Drinking fluids can treat mild or moderate dehydration, but more severe cases require medical treatment. To prevent dehydration, drink water throughout the day. Some might find it helpful to set reminders to drink or use a reusable water bottle labeled with ounces to track how much water has been consumed. If plain water doesn’t interest you, consider adding fresh fruit, herbs like mint or a squeeze of lemon for the flavor to make staying hydrated more enticing. If you are physically active, increase your water consumption accordingly. Incorporating more fruits and vegetables into your diet will also help increase your body’s water content. You may also need to discuss with your doctor any medications you might be taking that might contribute to dehydration as a side effect.

How to Keep Yourself Hydrated in The Heat

Summer temperatures make spending time outdoors a little trickier, but not impossible with a bit of heat safety awareness:

  • If you can move your activities to the air-conditioned indoors, do so. Shopping malls, churches, senior centers, movie theaters, and libraries are all great options for staying cool indoors.
  • Avoid being outdoors in the middle of the day when the sun is hottest; plan to be outside during the morning hours or later in the day when the sun is beginning to set
  • Wear light-colored, loose-fitting clothing and a hat to block the sun
  • Limit caffeine and alcohol intake, as these contribute to dehydration
  • Cool washcloths or cooling towels are excellent options for on-the-spot cooldowns as needed
  • Drink plenty of water and don’t wait to drink until you’re thirsty
  • Be aware of humidity levels in addition to the temperature; even a seemingly lower temperature coupled with high relative humidity produces a dangerous heat index which seniors should avoid being outdoors – or at the very least exercise extra precautions if being outside is necessary

I’m always recommending The Hickman. As long-time residents in the area, this is our community. Living here has given my Dad a sense of belonging... a feeling of home.”

The staff here really do care. I enjoy the social aspects, and the food is excellent.”
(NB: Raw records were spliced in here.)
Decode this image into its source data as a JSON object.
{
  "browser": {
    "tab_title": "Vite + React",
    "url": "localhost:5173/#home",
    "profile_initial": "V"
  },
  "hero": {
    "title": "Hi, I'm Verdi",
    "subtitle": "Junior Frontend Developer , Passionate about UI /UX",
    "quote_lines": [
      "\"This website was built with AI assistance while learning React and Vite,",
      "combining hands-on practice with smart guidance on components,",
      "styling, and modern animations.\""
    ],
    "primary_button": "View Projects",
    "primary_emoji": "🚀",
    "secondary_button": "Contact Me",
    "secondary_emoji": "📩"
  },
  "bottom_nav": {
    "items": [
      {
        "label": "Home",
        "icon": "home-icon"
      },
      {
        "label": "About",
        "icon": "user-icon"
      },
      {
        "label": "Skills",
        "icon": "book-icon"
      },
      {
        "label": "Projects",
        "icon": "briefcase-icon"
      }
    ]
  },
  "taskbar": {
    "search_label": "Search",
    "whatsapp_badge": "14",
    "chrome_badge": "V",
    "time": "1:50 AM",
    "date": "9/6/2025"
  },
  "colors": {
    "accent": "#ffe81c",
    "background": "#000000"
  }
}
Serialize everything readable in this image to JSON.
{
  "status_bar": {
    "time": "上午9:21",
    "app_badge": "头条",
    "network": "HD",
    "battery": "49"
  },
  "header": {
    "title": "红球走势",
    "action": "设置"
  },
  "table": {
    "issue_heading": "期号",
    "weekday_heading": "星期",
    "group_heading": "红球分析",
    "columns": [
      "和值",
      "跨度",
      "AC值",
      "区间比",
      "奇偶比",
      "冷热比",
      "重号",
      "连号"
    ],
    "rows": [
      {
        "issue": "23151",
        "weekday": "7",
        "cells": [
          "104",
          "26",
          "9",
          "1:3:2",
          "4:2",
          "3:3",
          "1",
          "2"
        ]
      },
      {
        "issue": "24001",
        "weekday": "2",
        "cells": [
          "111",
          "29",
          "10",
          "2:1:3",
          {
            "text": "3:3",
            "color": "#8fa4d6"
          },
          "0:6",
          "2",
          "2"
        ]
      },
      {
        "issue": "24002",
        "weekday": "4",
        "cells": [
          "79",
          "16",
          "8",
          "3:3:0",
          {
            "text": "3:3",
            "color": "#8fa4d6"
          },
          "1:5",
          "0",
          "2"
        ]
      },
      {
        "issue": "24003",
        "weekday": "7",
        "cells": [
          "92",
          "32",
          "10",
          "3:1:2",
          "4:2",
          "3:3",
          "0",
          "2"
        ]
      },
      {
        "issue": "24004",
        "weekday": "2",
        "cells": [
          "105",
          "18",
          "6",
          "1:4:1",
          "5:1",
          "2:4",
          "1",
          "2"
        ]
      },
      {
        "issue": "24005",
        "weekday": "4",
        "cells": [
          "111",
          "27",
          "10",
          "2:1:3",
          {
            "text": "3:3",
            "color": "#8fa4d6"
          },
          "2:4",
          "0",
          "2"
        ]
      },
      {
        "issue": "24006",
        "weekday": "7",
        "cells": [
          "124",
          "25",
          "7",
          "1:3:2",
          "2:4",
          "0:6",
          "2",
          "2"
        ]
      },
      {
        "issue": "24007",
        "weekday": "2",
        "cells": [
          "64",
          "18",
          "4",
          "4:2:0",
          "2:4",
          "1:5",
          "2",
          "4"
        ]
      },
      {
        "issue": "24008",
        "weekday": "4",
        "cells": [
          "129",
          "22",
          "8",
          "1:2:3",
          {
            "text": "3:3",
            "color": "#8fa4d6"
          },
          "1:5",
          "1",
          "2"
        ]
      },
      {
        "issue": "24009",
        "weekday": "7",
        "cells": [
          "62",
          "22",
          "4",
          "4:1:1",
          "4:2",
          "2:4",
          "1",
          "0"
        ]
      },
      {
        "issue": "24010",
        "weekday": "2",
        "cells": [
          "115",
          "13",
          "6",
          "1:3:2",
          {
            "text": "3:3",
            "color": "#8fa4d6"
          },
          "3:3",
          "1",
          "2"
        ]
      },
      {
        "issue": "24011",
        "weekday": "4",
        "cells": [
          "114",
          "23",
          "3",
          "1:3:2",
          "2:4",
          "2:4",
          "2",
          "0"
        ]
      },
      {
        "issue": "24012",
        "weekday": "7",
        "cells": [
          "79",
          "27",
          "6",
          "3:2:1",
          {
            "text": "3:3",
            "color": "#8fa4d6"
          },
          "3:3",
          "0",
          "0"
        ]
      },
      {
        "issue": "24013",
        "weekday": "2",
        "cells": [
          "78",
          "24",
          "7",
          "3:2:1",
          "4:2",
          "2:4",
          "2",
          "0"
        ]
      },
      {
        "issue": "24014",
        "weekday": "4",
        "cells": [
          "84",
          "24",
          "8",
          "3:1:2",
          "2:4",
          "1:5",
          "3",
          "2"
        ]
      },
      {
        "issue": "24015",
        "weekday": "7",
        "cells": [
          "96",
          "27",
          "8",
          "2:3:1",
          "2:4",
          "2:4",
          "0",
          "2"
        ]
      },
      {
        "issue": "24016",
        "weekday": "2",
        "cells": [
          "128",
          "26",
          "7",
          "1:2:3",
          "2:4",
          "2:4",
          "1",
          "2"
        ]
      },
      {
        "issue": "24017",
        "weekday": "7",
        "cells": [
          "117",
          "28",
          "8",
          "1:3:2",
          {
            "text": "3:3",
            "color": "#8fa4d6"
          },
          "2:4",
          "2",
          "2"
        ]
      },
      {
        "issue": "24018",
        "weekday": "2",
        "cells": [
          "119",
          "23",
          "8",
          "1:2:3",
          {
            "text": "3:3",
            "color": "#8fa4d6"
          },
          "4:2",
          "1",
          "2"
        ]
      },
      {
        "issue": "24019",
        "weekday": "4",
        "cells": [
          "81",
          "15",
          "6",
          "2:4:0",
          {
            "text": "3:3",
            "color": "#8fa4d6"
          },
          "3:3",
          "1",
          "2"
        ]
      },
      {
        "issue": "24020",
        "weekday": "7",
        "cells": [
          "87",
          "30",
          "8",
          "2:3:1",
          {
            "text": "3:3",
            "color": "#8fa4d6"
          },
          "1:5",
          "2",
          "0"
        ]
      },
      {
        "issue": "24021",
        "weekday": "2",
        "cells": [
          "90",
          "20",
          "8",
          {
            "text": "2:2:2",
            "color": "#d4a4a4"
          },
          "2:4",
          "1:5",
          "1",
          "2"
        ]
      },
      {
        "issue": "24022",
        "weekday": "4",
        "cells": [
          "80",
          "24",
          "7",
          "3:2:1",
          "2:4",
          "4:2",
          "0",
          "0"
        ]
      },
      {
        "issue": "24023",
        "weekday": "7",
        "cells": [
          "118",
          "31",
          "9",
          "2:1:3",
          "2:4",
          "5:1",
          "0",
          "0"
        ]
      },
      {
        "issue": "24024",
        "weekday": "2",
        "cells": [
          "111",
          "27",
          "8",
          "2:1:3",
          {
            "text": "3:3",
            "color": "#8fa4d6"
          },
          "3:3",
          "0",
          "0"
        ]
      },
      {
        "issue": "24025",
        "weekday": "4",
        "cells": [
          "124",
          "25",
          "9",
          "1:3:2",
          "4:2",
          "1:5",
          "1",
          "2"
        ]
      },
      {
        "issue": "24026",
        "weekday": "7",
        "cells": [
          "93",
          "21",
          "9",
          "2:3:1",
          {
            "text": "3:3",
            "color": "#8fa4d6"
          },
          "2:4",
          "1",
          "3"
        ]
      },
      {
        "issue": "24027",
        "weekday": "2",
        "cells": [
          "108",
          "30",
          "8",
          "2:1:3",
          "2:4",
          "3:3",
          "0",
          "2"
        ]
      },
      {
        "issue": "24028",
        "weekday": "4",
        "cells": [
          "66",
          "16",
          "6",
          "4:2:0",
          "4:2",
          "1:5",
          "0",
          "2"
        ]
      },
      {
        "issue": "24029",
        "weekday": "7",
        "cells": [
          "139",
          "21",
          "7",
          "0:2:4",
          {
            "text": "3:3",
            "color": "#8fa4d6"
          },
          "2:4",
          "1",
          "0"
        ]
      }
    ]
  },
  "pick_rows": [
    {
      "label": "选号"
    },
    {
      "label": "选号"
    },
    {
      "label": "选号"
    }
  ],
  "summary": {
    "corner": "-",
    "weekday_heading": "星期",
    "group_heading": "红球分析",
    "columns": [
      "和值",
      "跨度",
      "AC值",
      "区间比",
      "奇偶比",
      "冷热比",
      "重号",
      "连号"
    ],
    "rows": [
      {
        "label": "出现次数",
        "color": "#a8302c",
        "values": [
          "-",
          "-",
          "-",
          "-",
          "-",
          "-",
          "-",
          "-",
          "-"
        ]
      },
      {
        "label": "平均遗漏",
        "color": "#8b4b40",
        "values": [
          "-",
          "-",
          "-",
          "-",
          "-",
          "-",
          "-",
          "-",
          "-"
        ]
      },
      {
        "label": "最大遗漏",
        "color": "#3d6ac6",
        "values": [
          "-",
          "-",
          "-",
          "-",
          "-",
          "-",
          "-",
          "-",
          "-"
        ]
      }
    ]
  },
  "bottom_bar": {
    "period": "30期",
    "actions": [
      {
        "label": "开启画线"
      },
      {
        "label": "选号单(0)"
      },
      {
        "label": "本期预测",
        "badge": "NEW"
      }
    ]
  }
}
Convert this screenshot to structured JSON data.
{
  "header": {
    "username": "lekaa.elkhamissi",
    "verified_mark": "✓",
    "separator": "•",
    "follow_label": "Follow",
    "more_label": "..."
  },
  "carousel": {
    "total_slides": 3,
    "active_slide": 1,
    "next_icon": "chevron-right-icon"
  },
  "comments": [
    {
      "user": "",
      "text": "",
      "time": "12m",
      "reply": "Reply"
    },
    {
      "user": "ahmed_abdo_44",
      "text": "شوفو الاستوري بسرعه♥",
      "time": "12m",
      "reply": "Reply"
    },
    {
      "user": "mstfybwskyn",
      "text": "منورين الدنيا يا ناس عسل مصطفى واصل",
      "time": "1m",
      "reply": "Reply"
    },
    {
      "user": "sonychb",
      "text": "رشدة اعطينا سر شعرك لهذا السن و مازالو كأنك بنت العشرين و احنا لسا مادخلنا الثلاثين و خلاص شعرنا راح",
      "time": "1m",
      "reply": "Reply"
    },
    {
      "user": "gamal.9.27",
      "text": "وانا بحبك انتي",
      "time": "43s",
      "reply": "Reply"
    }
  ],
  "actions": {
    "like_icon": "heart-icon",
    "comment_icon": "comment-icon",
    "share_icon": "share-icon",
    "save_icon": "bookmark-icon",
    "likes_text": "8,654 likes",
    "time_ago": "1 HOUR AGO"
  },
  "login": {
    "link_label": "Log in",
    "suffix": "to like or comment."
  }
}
Within the first week, my Dad settled in. Not long after that, he said one day 'I'm glad it was my idea to come here.”

Share via
Call today (484) 760-6300
Schedule A Tour
Send this to a friend